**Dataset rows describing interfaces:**
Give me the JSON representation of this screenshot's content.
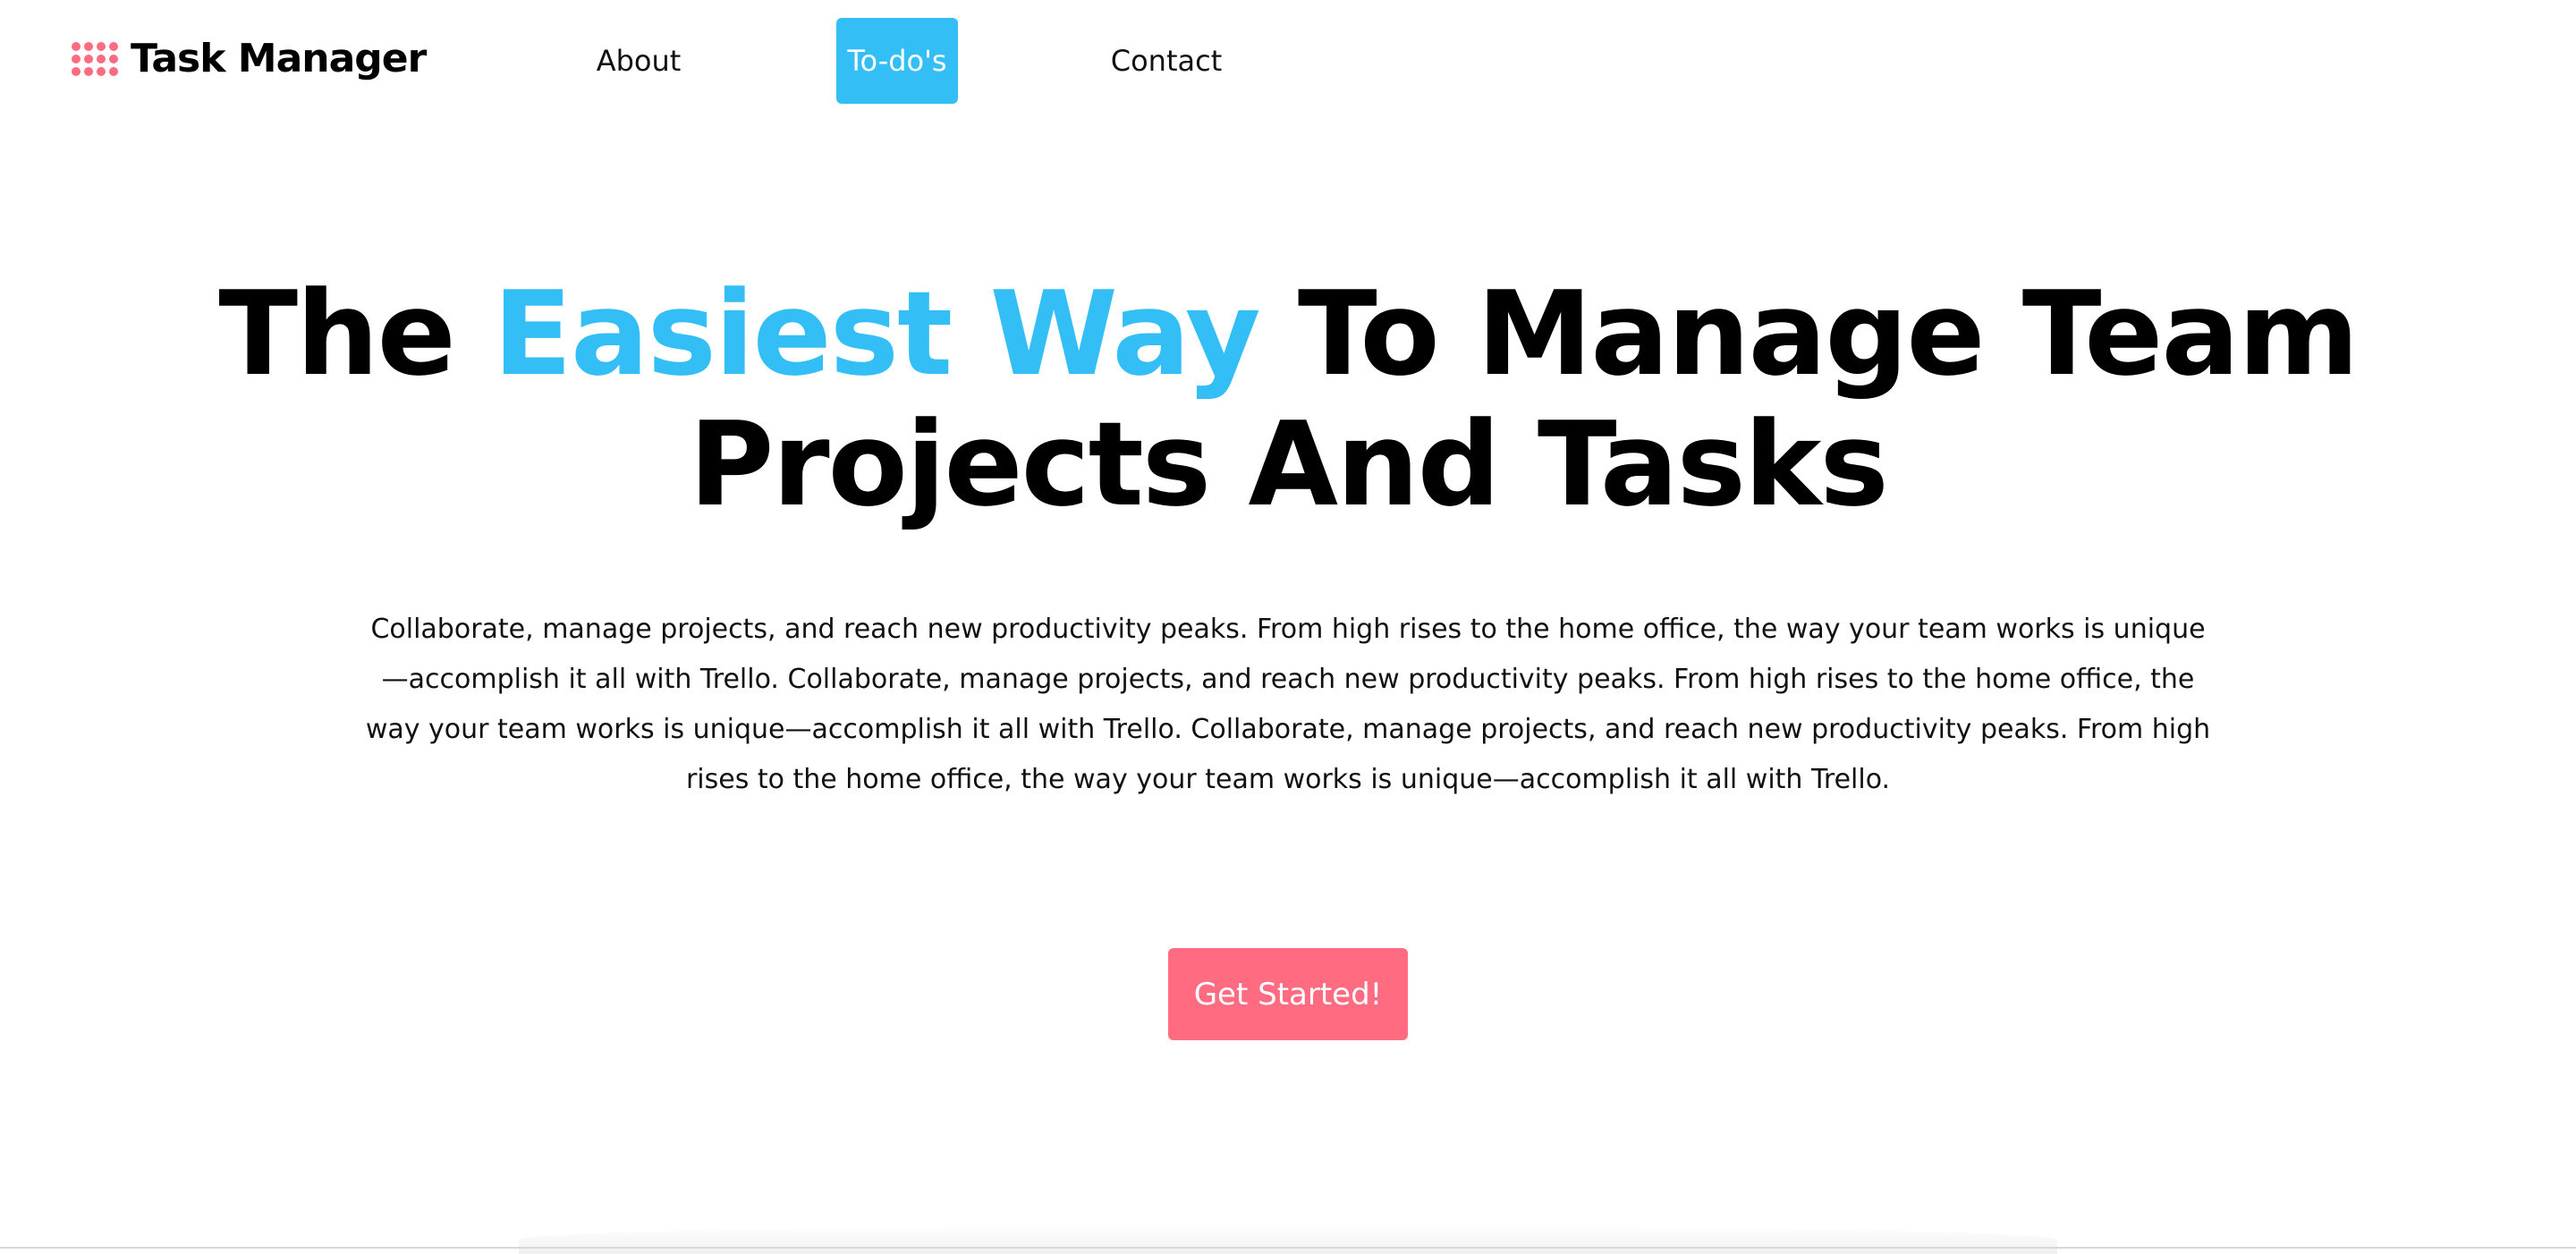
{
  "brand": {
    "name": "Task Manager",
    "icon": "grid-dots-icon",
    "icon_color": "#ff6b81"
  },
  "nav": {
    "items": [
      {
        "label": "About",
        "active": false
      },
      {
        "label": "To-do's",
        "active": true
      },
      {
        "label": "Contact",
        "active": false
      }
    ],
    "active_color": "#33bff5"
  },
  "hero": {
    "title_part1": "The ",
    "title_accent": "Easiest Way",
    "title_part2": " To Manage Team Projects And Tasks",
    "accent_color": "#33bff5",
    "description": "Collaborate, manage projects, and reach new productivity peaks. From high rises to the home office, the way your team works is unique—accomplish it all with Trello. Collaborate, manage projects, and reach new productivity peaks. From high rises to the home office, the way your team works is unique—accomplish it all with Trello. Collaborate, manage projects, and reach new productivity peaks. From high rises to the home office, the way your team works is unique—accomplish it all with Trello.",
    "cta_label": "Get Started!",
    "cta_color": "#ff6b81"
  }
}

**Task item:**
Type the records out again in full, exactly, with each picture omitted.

**Task response:**
Give me the JSON representation of this screenshot's content.
{
  "brand": {
    "name": "Task Manager",
    "icon": "grid-dots-icon",
    "icon_color": "#ff6b81"
  },
  "nav": {
    "items": [
      {
        "label": "About",
        "active": false
      },
      {
        "label": "To-do's",
        "active": true
      },
      {
        "label": "Contact",
        "active": false
      }
    ],
    "active_color": "#33bff5"
  },
  "hero": {
    "title_part1": "The ",
    "title_accent": "Easiest Way",
    "title_part2": " To Manage Team Projects And Tasks",
    "accent_color": "#33bff5",
    "description": "Collaborate, manage projects, and reach new productivity peaks. From high rises to the home office, the way your team works is unique—accomplish it all with Trello. Collaborate, manage projects, and reach new productivity peaks. From high rises to the home office, the way your team works is unique—accomplish it all with Trello. Collaborate, manage projects, and reach new productivity peaks. From high rises to the home office, the way your team works is unique—accomplish it all with Trello.",
    "cta_label": "Get Started!",
    "cta_color": "#ff6b81"
  }
}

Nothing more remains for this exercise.